What to do :: Using the records below, locate all lines containing "text" and return them.

********

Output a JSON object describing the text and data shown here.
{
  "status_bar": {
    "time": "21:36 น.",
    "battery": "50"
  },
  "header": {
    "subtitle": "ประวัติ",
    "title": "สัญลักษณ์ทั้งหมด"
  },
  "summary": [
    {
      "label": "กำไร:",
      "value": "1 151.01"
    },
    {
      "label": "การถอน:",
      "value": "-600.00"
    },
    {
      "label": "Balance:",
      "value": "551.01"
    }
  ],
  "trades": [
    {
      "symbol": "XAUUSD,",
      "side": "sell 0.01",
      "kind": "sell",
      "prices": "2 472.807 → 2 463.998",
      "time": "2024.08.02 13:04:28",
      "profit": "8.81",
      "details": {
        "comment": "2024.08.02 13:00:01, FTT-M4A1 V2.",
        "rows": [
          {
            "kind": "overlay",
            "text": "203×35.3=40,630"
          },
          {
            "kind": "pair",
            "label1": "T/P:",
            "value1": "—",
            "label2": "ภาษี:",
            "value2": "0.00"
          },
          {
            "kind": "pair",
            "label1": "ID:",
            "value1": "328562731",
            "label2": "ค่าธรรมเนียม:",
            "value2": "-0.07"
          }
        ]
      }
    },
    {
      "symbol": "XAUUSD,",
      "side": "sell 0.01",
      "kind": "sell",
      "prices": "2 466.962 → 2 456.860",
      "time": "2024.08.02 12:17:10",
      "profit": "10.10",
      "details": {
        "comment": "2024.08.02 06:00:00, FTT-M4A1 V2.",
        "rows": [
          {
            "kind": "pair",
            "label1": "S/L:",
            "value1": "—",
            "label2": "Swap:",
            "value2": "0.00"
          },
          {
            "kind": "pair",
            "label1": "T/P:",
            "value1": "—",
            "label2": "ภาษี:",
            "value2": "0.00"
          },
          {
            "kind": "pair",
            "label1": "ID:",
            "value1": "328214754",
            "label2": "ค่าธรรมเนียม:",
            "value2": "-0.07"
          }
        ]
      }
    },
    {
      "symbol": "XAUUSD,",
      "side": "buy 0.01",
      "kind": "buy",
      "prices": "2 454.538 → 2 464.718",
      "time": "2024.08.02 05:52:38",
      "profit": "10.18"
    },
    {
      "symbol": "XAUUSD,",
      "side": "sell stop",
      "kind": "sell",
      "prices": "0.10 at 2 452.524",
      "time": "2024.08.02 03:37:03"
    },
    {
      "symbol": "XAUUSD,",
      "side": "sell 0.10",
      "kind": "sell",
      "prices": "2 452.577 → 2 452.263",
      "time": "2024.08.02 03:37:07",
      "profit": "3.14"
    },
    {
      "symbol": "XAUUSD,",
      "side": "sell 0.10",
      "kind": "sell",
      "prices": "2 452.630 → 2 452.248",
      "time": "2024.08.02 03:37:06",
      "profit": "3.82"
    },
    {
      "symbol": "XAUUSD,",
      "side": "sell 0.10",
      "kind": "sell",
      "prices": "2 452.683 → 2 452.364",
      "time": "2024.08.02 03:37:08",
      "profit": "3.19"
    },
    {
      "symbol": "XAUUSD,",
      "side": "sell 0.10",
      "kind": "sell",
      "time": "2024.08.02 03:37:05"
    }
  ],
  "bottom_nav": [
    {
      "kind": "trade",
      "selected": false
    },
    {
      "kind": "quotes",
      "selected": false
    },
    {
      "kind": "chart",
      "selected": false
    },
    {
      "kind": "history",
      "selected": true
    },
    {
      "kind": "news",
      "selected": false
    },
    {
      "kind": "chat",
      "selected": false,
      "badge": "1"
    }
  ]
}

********

Your solution ::
Output a JSON object describing the text and data shown here.
            "text": "203×35.3=40,630"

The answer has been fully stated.